Your About Us Page
If you look into your site statistics you might notice that new visitors will visit your about page more than returning visitors, and that makes complete sense. They’ve arrived and want to know who you are and what your business is all about. A subscription form on your about page can take advantage of that traffic and capture them while they’re doing their research, and engaging their curiosity about your products and services.
At The Top Of The Sidebar or In The Header
A sign up form that is visible on every page load is a productive placement, as users will notice the option while they are browsing your pages and blog posts. This tends to be my favorite. Should they decide to continue their tasks later they can subscribe and stay informed, or should they make a purchasing decision for a later date subscribing allows them the benefit of your reminders.
The Header of Your Landing Pages
One highly effective method of gathering subscribers is to make the sign up form the first thing they see. Consider this, you click on a link and arrive at a web site looking for a company that supplies custom labels for a line of apparel you’re selling. You land on their site and all you see is their logo, a short description telling you they handle custom labels of all sizes and colors – no minimums – and provide a quick turnaround time. Subscribe to their newsletter to stay informed.
You found what you were looking for, why not sign up before diving into their site for more details?

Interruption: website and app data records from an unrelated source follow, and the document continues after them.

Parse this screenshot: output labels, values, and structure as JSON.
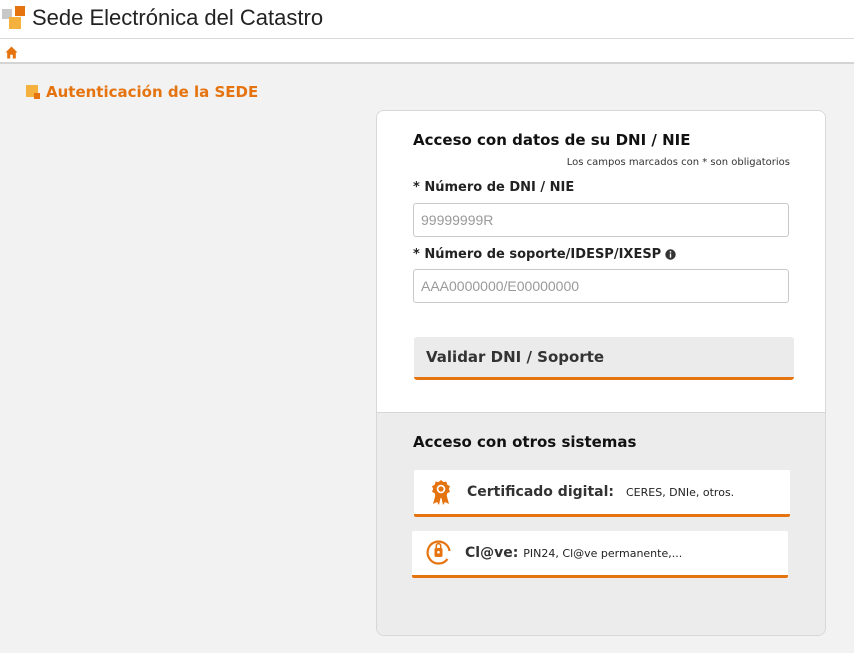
{
  "header": {
    "site_title": "Sede Electrónica del Catastro",
    "logo_icon": "catastro-logo-icon",
    "home_icon": "home-icon"
  },
  "colors": {
    "accent": "#e5730f",
    "accent_light": "#f4b13e",
    "page_background": "#f2f2f2",
    "panel_grey": "#ececec"
  },
  "section": {
    "title": "Autenticación de la SEDE"
  },
  "dni_access": {
    "heading": "Acceso con datos de su DNI / NIE",
    "required_note": "Los campos marcados con * son obligatorios",
    "dni_label": "* Número de DNI / NIE",
    "dni_value": "",
    "dni_placeholder": "99999999R",
    "support_label": "* Número de soporte/IDESP/IXESP",
    "support_info_icon": "info-icon",
    "support_value": "",
    "support_placeholder": "AAA0000000/E00000000",
    "validate_button": "Validar DNI / Soporte"
  },
  "other_access": {
    "heading": "Acceso con otros sistemas",
    "options": [
      {
        "icon": "certificate-award-icon",
        "title": "Certificado digital:",
        "description": "CERES, DNIe, otros."
      },
      {
        "icon": "clave-at-icon",
        "title": "Cl@ve:",
        "description": "PIN24, Cl@ve permanente,..."
      }
    ]
  }
}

This can be a very effective way to gather subscribers.
You’ve no doubt seen the lightbox pop-up window, either asking you to sign up for a newsletter, sign a petition or buy something right then and there before ever reaching the site. Depending on your market, audience and products/services this can be either highly successful or a complete catastrophe.

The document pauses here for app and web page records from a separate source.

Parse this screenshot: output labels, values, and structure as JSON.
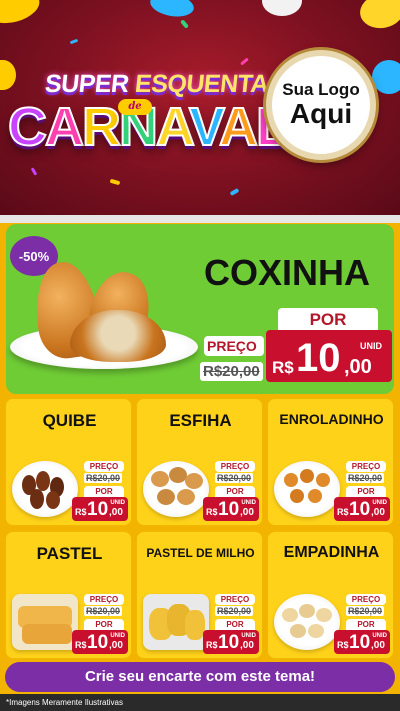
{
  "header": {
    "title_line1_a": "SUPER ",
    "title_line1_b": "ESQUENTA",
    "title_de": "de",
    "title_line2": [
      "C",
      "A",
      "R",
      "N",
      "A",
      "V",
      "A",
      "L"
    ],
    "logo_line1": "Sua Logo",
    "logo_line2": "Aqui"
  },
  "featured": {
    "discount": "-50%",
    "name": "COXINHA",
    "preco_label": "PREÇO",
    "old_price": "R$20,00",
    "por_label": "POR",
    "unid_label": "UNID",
    "currency": "R$",
    "price_int": "10",
    "price_dec": ",00"
  },
  "products": [
    {
      "name": "QUIBE",
      "preco_label": "PREÇO",
      "old_price": "R$20,00",
      "por_label": "POR",
      "unid_label": "UNID",
      "currency": "R$",
      "price_int": "10",
      "price_dec": ",00"
    },
    {
      "name": "ESFIHA",
      "preco_label": "PREÇO",
      "old_price": "R$20,00",
      "por_label": "POR",
      "unid_label": "UNID",
      "currency": "R$",
      "price_int": "10",
      "price_dec": ",00"
    },
    {
      "name": "ENROLADINHO",
      "preco_label": "PREÇO",
      "old_price": "R$20,00",
      "por_label": "POR",
      "unid_label": "UNID",
      "currency": "R$",
      "price_int": "10",
      "price_dec": ",00"
    },
    {
      "name": "PASTEL",
      "preco_label": "PREÇO",
      "old_price": "R$20,00",
      "por_label": "POR",
      "unid_label": "UNID",
      "currency": "R$",
      "price_int": "10",
      "price_dec": ",00"
    },
    {
      "name": "PASTEL DE MILHO",
      "preco_label": "PREÇO",
      "old_price": "R$20,00",
      "por_label": "POR",
      "unid_label": "UNID",
      "currency": "R$",
      "price_int": "10",
      "price_dec": ",00"
    },
    {
      "name": "EMPADINHA",
      "preco_label": "PREÇO",
      "old_price": "R$20,00",
      "por_label": "POR",
      "unid_label": "UNID",
      "currency": "R$",
      "price_int": "10",
      "price_dec": ",00"
    }
  ],
  "cta": "Crie seu encarte com este tema!",
  "footnote": "*Imagens Meramente Ilustrativas",
  "colors": {
    "header_red": "#7a1020",
    "featured_green": "#6fcc35",
    "card_yellow": "#ffd21a",
    "price_red": "#c8102e",
    "purple": "#7b2ea6"
  }
}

For example, when you arrived here if my site looked like this, would you still be here or would you have moved on due to being stopped at the starting line?
The Footer Placement
From a web designers perspective, I feel like footers are beneficial in many ways. I once had a client ask me why I added social media links, their email signup form and a navigational menu to the bottom footer of their layout, citing the fact that it was repeat information that had already been displayed at the top of the page.
My answer is in the form of a question; what do you want the user to do when they reach the end of the page? The footer is a great place to give them either more things to discover, a way to engage with you through social media or place a call to action.
Under Your Product Images
The call to action in it’s simple form – stay informed with our newsletter! – under each product image provides visitors with the fast and easy method of deciding they found what they want, and they’re interested in your messages. Just like any other call to action, the get a quote button, contact us button and more, the subscribe button or short form reaches out for triggering and taking action.